  5. Print out the name of the quarterback with the maximum number of yards per completed pass along with the maximum value.

  6. Finally, add code to find the minimum yards and the name of the quarterback with the minimum. The idea is the same as for the maximum. NOTE: Use a separate if when updating the minimum yards variable (that is, don't add an else clause to the if that is already there).

  7. Print the final version of your program.

Exercise #4: String Processing and Nested Loops

Programs often need to go through strings, character by character, to find out something about the string. Word processors, compilers, and command line interpreters (such as the Linux shell) are examples of programs that work extensively with strings.

In this exercise you will write a program that reads in a phrase or sentence and determines the percentage of letters in the phrase that are vowels. The program must count all the letters in the phrase and count the vowels (a, e, i, o, and u). The file contains the skeleton of the program. Open it and do the following as indicated in the comments:

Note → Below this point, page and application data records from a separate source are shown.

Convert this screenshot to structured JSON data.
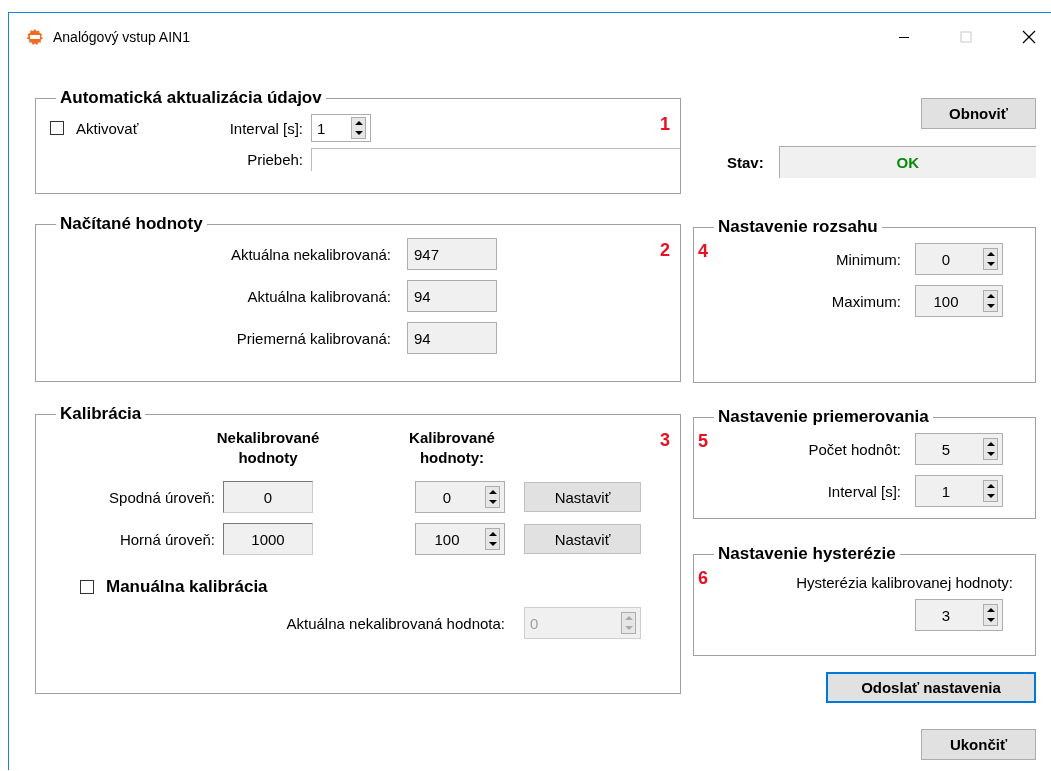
{
  "window": {
    "title": "Analógový vstup AIN1",
    "controls": [
      {
        "kind": "minimize",
        "disabled": false
      },
      {
        "kind": "maximize",
        "disabled": true
      },
      {
        "kind": "close",
        "disabled": false
      }
    ]
  },
  "auto_update": {
    "title": "Automatická aktualizácia údajov",
    "number": "1",
    "activate": {
      "label": "Aktivovať",
      "checked": false
    },
    "interval": {
      "label": "Interval [s]:",
      "value": "1"
    },
    "progress": {
      "label": "Priebeh:"
    }
  },
  "readings": {
    "title": "Načítané hodnoty",
    "number": "2",
    "rows": [
      {
        "label": "Aktuálna nekalibrovaná:",
        "value": "947"
      },
      {
        "label": "Aktuálna kalibrovaná:",
        "value": "94"
      },
      {
        "label": "Priemerná kalibrovaná:",
        "value": "94"
      }
    ]
  },
  "calibration": {
    "title": "Kalibrácia",
    "number": "3",
    "column_headers": [
      "Nekalibrované hodnoty",
      "Kalibrované hodnoty:"
    ],
    "rows": [
      {
        "label": "Spodná úroveň:",
        "raw": "0",
        "calibrated": "0",
        "button": "Nastaviť"
      },
      {
        "label": "Horná úroveň:",
        "raw": "1000",
        "calibrated": "100",
        "button": "Nastaviť"
      }
    ],
    "manual": {
      "label": "Manuálna kalibrácia",
      "checked": false
    },
    "manual_value": {
      "label": "Aktuálna nekalibrovaná hodnota:",
      "value": "0",
      "disabled": true
    }
  },
  "refresh_button": "Obnoviť",
  "status": {
    "label": "Stav:",
    "value": "OK"
  },
  "range": {
    "title": "Nastavenie rozsahu",
    "number": "4",
    "rows": [
      {
        "label": "Minimum:",
        "value": "0"
      },
      {
        "label": "Maximum:",
        "value": "100"
      }
    ]
  },
  "averaging": {
    "title": "Nastavenie priemerovania",
    "number": "5",
    "rows": [
      {
        "label": "Počet hodnôt:",
        "value": "5"
      },
      {
        "label": "Interval [s]:",
        "value": "1"
      }
    ]
  },
  "hysteresis": {
    "title": "Nastavenie hysterézie",
    "number": "6",
    "label": "Hysterézia kalibrovanej hodnoty:",
    "value": "3"
  },
  "send_button": "Odoslať nastavenia",
  "exit_button": "Ukončiť"
}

  1. Add declarations for any additional variables you need and initialize them as appropriate.
  2. Change the phrase read in to all lower case for easier processing (so you don't have to test for both upper and lower case vowels).
  3. Write a for loop to go through the phrase character by character. In the body of the for loop you need to determine if the current character is a letter. If it is you need to count it and then see if it is a vowel. There are several ways to determine if a character is a letter including different ways of comparing characters. However, another way is to use the isLetter method from the Character class. The signature of the method is as follows:
          public static boolean isLetter(char c)
    Recall that a static method is called using the class name. Hence, a call would have the form
    where ch is a variable of type char. Since a boolean is returned the above call should be placed in an appropriate place for a boolean such as an if.

  4. After the loop print out the number of vowels and the total number of letters, appropriately labeled.

  5. Also compute and print the percentage of letters that are vowels. Use a percent formatter object from the NumberFormat class to print the percent. To do this you need to do the following (see pages 90-92 for an example).

  6. [READ ALL BEFORE DOING ANYTHING!!] It would be nice to have the program let the user keep entering phrases rather than having to restart the program every time. To do this we need another loop surrounding the current code. That is, the current loop will be nested inside the new loop. Add an outer while loop that will continue to execute as long as the user does NOT enter Q or q for the phrase. Note that this makes the outer loop a sentinel controlled loop -- the program is processing phrases and a special value Q will stop it. The outline of the program is as follows:
         read in the first phrase
         while the phrase is neither "Q" nor "q"
           initialize the counters etc. to set up the for loop
           for loop to count letters and vowels in the phrase
           print the number of vowels & letters and percentage of vowels
           read in the next phrase or "Q" to quit
    Note that all you need to do is add the sentinel controlled while loop around the code you already have. Be sure the code to initialize the counters is inside the while loop (you start the counters over for each phrase).

    Be sure to go through the program and properly indent after adding code (with nested loops the inner loop should be indented). Emacs will do the work for you!

Print the final version of your program

Hand in: